**YOUR TASK**
Scan the lines below for the word "JSON". Copy each line you find it in.

App and web page records:
********************

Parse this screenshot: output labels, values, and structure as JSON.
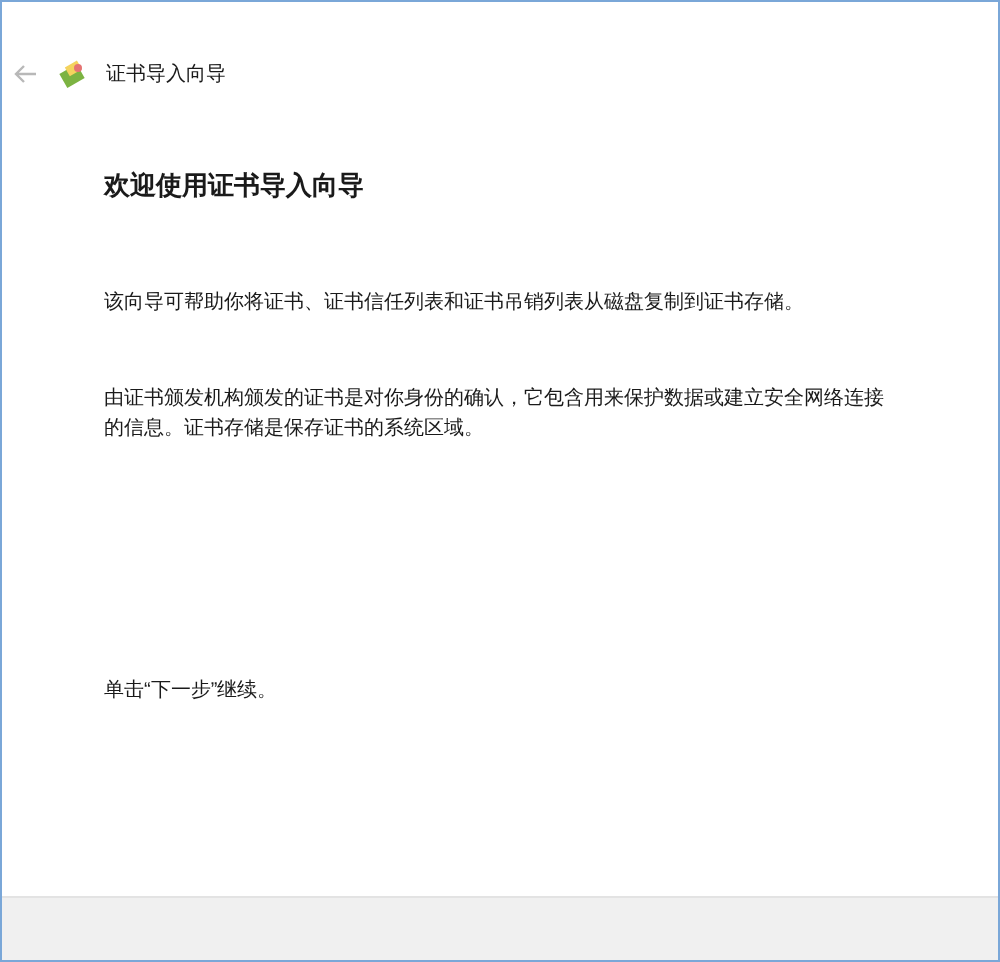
{
  "window": {
    "title": "证书导入向导"
  },
  "heading": "欢迎使用证书导入向导",
  "paragraphs": [
    "该向导可帮助你将证书、证书信任列表和证书吊销列表从磁盘复制到证书存储。",
    "由证书颁发机构颁发的证书是对你身份的确认，它包含用来保护数据或建立安全网络连接的信息。证书存储是保存证书的系统区域。"
  ],
  "instruction": "单击“下一步”继续。"
}
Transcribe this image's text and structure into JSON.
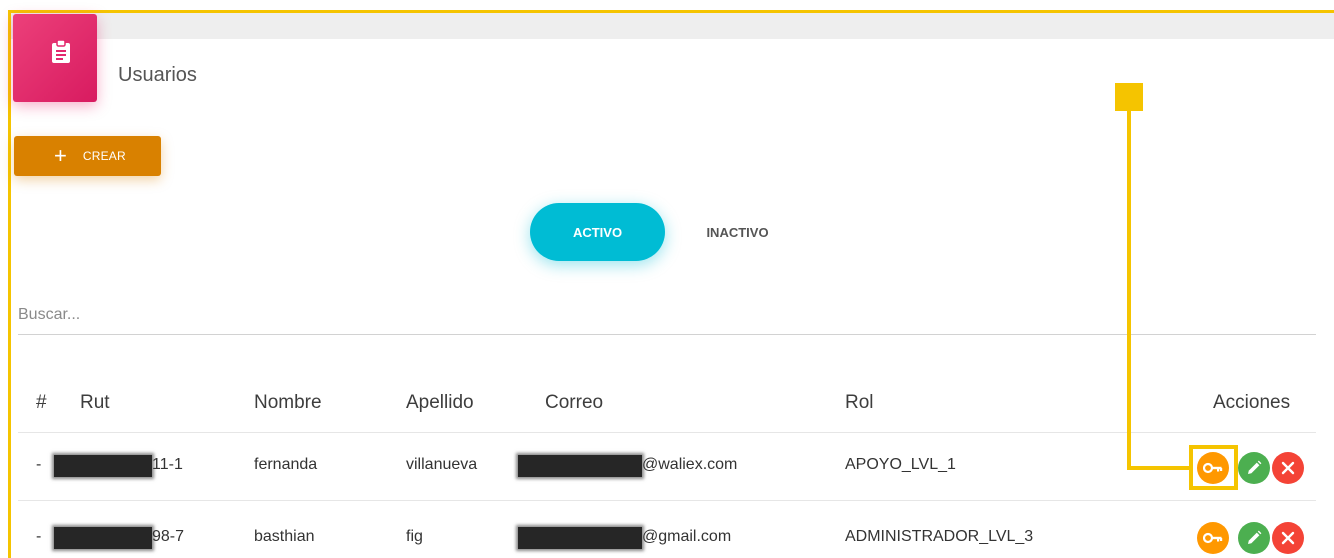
{
  "page": {
    "title": "Usuarios"
  },
  "toolbar": {
    "create_label": "CREAR",
    "create_icon": "plus-icon"
  },
  "tabs": [
    {
      "label": "ACTIVO",
      "active": true
    },
    {
      "label": "INACTIVO",
      "active": false
    }
  ],
  "search": {
    "placeholder": "Buscar...",
    "value": ""
  },
  "table": {
    "headers": [
      "#",
      "Rut",
      "Nombre",
      "Apellido",
      "Correo",
      "Rol",
      "Acciones"
    ],
    "rows": [
      {
        "num": "-",
        "rut_suffix": "11-1",
        "nombre": "fernanda",
        "apellido": "villanueva",
        "correo_suffix": "@waliex.com",
        "rol": "APOYO_LVL_1"
      },
      {
        "num": "-",
        "rut_suffix": "98-7",
        "nombre": "basthian",
        "apellido": "fig",
        "correo_suffix": "@gmail.com",
        "rol": "ADMINISTRADOR_LVL_3"
      }
    ]
  },
  "icons": {
    "header": "clipboard-icon",
    "actions": [
      "key-icon",
      "pencil-icon",
      "close-icon"
    ]
  },
  "colors": {
    "header_icon_bg": "#e91e63",
    "create_button": "#d98100",
    "active_tab": "#00bcd4",
    "key_action": "#ff9800",
    "edit_action": "#4caf50",
    "delete_action": "#f44336",
    "annotation": "#f5c400"
  }
}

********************

**TASK OUTPUT**
Parse this screenshot: output labels, values, and structure as JSON.
Transcribe this image's text and structure into JSON.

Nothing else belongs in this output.